Mob mentality and anonymity trigger belligerence at open house parties

By Molly Liebergall ’17


Two hundred pairs of stumbling feet stagger through the house with a nameless host. A once pristine home is now littered with half empty Solo cups, shattered glass and bits of drywall. As red and blue lights flood through cracked windows, 199 pairs of feet dash out the door; only one remains to grapple with the aftermath of his or her open house party.

The moment sirens begin to wail, many students react instinctually.

“When the cops show up, it’s just run and get away, find your friends and get to someone’s house,” an anonymous senior boy said. What he describes is more commonly known as the “fight or flight” response.  During this split-second risk assessment, the brain releases stress hormones from the adrenal cortex, which is located along the adrenal glands that line the kidneys.

Long before the police arrive, however, the brain is constantly reacting to the surplus of stimuli that the open house environment offers.

Faced with the chaos of an overcrowded party, teens tend to succumb to a “mob mentality,” a psychological phenomenon causing their already underdeveloped adolescent brains to exercise even worse judgement.  According to the American Academy of Neurology (AAN), the prefrontal cortex, which is the area of the brain responsible for judgement, decision-making and impulse control, is not fully matured until between the age of 25 to 30.

However, until development is complete, the brain must learn from the repercussions of trial and error.

“Teenagehood is a time of experimentation anyway, but you combine that with no supervision and a group mentality and […] you get the perfect storm,” Staples school psychologist Alycia Dadd said.

Within this “perfect storm” is the combination of an adolescent brain’s lesser judgement and the illicit “savagery,” as Keiran Simunovic ’16 phrased it, found at open house parties.  Consequently, the mind becomes psychologically clouded.

“[The scene] becomes pandemonium because the energy is building […] and that’s when people sort of lose sight of not just who they are as people and as individuals, but they also kind of forget that empathetic edge that they have,” Jackson Daignault ’18 said.

At various house parties, Simunovic has witnessed actions similar in nature to those Daignault described, including the consumption of a pet goldfish and the destruction of a kitchen sink.

However, one gender may be more predisposed to acting physically belligerent at house parties than the other.  Dadd explained that the reason for this is similar to the reason that car insurance rates tend to be higher for boys than for girls.

“[At a party,] girls might be more verbally impulsive,” Dadd said.  “You might see girls say things that maybe they wouldn’t otherwise say […] whereas it might be more overt, physical impulsivity with boys.”

Since cars can be totalled by physical actions, but not by verbal actions, “that’s why [boys’] car insurance rates are high,” Dadd concluded.

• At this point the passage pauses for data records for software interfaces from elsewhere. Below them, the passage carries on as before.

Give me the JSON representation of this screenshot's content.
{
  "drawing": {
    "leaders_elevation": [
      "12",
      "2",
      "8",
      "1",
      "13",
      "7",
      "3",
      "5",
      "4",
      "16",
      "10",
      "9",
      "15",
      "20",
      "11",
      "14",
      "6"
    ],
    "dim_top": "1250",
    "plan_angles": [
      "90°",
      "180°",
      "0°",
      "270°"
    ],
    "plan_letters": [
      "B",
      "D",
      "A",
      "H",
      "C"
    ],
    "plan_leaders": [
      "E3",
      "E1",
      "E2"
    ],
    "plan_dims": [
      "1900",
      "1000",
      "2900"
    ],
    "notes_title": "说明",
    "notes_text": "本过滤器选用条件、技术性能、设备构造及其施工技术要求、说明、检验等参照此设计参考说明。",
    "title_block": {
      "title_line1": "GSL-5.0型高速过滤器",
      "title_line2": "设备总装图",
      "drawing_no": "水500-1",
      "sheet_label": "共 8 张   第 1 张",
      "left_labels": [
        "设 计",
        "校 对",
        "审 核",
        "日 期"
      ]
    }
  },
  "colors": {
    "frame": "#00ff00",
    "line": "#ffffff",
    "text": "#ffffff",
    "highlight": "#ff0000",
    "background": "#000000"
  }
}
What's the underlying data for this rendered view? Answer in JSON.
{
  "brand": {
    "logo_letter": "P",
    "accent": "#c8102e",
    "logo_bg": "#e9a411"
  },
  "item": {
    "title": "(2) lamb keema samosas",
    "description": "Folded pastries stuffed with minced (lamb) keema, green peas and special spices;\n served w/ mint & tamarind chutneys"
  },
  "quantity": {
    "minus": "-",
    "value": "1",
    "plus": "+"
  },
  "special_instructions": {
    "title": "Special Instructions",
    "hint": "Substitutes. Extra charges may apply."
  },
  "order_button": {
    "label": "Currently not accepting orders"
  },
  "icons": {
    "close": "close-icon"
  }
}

Unfortunately, party hosts rely on a different type of insurance once the crowd grows and “people start doing things they might not normally do,” as Jack Schenck ’16 put it.  However, the damaging outcome is much different when the crowd is smaller and more intimate.

“If people know the host, destruction of the home dramatically  decreases  because they’d have to face more consequences,” Harry Garber ’16 said.  Partying among 200 students, only a handful of whom were originally invited to the host’s house, teens are cloaked in the anonymity of the crowd.

Yet this is not the first time Staples students have experienced the detrimental effects of the ability to hide one’s identity.

As previously evidenced by how some teens used popular apps such as Yik Yak or Whatsgoodly, anonymity often enables people to behave differently than they normally would, because they do not have to take responsibility for their actions.

Rider University professor of psychology, John Suler, refers to this phenomenon as the “online disinhibition effect,” which explains that online anonymity causes people to feel less inclined to act like themselves, or to respect the feelings of others.  This theory has the same application to open house parties, explaining why Garber has witnessed partygoers punch holes in walls, smash beer bottles and steal food.

However, this type of misconduct at parties occurs less frequently than the generally respectful behavior that Staples instills in its students.

Dadd acknowledged that in Westport and said “There’s a lot of good kids, but it only takes one person to start it. Once someone does it, it can spread like wildfire.”

The solution to this, Daignault believes, is a moral that most people learn early on in childhood: treat others the way you wish to be treated.

“We have to keep teaching each other empathy and thinking about what it’s like to be in somebody else’s shoes,” Daignault said.  “Take somebody else’s perspective before acting and doing something that’s destructive.”